Procedures for Cleaning and Housing Glass Lantern Slides
The slides were cleaned twice—before and after scanning—using Rexton Anti-static Film Cleaner and Premier Professional Photowipes. The first cleaning removed long built-up dirt and grime, making the slides suitable for scanning. The second cleaning eliminated any fingerprints, smudges or dust picked up during the scanning process.
- Wear cotton gloves while handling and cleaning slides.
- Set up a padded work area. We purchased a yard or so of low-pile/low-lint fleece and folded it once to make a forgiving staging area for cleaning. It allows the cleaner to safely set out a few slides at a time, and protects a slide if accidentally dropped.
- Wet a small area of a photowipe with anti-static, lint-free film cleaner. Clean both sides of the slide with a gentle circular motion. Avoid damaging the paper border holding the two glass panes together or descriptive labels affixed to the slide. The cleaner evaporates quickly.
- Place the slide in an archival four-flap lantern slide envelope (acid-free, lignin-free, unbuffered). If the slide is broken or if one of the glass panes is missing, consider encapsulating it with polyester film or placing it in a comparable enclosure to protect it doubly.
- Place enveloped slides in archival lantern slide boxes with 4-ply Westminster Rag Board tabbed index dividers every five slides. We used acid-free, lignin-free 4 1/2H x 4 1/2W x 10 1/2"D, boxes made from 40-point tan unbuffered barrier board. They can house about 50 slides per box (including dividers) and have deep lids.

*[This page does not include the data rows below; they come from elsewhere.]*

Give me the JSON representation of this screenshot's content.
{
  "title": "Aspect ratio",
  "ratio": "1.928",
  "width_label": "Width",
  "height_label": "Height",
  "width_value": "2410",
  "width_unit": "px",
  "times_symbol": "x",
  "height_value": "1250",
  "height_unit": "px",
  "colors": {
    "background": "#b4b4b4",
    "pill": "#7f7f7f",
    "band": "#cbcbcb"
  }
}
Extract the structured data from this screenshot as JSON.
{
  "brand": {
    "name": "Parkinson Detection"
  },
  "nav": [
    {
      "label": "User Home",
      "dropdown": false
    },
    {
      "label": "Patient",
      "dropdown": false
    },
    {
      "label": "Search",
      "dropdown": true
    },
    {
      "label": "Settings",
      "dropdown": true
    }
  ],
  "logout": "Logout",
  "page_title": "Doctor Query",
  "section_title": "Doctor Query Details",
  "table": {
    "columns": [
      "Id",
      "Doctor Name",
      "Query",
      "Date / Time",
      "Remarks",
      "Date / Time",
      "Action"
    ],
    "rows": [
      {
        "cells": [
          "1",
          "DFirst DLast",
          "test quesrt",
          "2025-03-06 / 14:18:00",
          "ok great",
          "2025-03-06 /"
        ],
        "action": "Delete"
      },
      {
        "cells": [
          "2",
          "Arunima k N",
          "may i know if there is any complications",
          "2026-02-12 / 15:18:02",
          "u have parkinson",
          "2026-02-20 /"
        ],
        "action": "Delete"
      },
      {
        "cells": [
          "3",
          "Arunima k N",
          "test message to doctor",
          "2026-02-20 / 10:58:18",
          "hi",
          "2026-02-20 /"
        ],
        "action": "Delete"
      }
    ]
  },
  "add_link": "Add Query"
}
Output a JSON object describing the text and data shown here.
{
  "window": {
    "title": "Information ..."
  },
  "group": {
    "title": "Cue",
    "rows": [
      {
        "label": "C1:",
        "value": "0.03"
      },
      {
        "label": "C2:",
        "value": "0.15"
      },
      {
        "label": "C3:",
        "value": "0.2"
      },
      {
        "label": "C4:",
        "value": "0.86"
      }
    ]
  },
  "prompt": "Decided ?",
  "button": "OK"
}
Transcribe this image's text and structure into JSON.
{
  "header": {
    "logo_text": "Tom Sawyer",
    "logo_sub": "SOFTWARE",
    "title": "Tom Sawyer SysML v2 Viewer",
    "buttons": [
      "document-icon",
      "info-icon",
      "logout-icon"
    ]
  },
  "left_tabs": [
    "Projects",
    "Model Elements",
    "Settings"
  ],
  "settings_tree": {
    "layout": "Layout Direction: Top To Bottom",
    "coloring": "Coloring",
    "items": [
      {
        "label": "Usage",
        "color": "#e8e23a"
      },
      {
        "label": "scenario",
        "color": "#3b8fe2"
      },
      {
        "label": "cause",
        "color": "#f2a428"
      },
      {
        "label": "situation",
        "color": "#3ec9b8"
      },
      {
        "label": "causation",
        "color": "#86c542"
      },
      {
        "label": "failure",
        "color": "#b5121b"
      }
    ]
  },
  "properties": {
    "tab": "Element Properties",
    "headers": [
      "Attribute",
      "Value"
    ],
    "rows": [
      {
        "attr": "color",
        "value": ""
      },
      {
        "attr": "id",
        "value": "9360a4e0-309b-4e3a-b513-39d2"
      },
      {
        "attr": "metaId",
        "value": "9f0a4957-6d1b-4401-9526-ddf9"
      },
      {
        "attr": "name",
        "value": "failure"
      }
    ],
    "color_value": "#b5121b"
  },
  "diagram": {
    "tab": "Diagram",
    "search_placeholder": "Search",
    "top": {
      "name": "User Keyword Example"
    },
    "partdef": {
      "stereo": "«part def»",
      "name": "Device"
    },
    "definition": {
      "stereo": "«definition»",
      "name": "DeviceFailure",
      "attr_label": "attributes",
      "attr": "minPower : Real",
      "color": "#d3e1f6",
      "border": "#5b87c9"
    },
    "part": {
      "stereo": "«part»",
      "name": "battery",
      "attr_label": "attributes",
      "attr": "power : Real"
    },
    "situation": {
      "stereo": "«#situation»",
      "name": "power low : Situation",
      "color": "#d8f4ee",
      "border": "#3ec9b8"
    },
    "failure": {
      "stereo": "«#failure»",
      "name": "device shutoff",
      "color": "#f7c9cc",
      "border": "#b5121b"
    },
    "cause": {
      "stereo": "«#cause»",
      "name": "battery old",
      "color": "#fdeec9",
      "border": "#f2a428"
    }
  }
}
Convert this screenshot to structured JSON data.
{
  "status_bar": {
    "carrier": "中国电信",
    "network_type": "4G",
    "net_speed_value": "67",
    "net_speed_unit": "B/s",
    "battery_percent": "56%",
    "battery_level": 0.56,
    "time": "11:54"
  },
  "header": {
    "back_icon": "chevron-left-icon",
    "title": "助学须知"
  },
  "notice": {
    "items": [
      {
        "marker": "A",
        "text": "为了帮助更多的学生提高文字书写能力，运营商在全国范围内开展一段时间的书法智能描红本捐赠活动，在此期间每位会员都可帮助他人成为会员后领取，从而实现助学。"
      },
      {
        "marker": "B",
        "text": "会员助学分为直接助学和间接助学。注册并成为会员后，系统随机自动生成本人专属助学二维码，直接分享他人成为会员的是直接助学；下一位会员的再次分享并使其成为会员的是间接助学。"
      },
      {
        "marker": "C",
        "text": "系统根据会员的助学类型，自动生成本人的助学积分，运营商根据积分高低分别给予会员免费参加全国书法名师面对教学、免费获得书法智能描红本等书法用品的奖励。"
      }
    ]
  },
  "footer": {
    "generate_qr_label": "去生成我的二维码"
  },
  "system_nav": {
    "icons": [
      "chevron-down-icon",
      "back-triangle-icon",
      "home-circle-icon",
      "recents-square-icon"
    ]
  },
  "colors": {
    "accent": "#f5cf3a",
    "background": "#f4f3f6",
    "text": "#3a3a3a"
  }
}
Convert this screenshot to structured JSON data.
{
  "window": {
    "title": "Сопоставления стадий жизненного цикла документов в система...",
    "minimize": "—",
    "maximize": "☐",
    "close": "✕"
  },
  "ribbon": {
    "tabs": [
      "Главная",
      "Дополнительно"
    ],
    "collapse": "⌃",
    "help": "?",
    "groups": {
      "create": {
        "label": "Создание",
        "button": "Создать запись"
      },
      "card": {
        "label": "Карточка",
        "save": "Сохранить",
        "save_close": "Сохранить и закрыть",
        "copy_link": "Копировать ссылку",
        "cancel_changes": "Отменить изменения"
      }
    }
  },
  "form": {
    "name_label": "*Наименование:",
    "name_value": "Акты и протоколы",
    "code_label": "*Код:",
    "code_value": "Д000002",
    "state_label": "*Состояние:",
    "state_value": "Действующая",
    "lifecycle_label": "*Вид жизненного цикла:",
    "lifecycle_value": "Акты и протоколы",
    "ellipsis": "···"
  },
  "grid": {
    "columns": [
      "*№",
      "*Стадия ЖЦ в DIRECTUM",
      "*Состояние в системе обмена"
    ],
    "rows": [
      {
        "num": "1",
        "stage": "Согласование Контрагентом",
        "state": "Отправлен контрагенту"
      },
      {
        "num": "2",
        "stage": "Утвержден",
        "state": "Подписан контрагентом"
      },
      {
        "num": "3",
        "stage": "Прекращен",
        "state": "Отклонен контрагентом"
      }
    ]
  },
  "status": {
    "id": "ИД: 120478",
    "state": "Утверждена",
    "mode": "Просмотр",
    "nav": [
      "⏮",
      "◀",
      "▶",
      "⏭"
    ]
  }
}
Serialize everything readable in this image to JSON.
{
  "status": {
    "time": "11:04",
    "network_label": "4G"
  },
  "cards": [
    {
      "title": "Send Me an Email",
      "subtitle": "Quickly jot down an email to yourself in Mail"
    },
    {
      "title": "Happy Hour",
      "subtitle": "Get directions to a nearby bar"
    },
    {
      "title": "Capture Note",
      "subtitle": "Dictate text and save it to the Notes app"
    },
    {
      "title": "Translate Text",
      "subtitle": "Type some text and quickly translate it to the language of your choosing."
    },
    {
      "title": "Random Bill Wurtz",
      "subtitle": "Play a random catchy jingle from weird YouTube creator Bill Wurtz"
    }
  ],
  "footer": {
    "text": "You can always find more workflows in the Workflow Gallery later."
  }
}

- We labeled every box, divider and slide envelope with acid-free foil-back labels. Individual slide labels showed call number, collection name, library name, slide number and slide title. Divider labels showed the numbers of the five slides after the divider. Box labels showed call number, collection name and date range, box number, and slide numbers contained therein.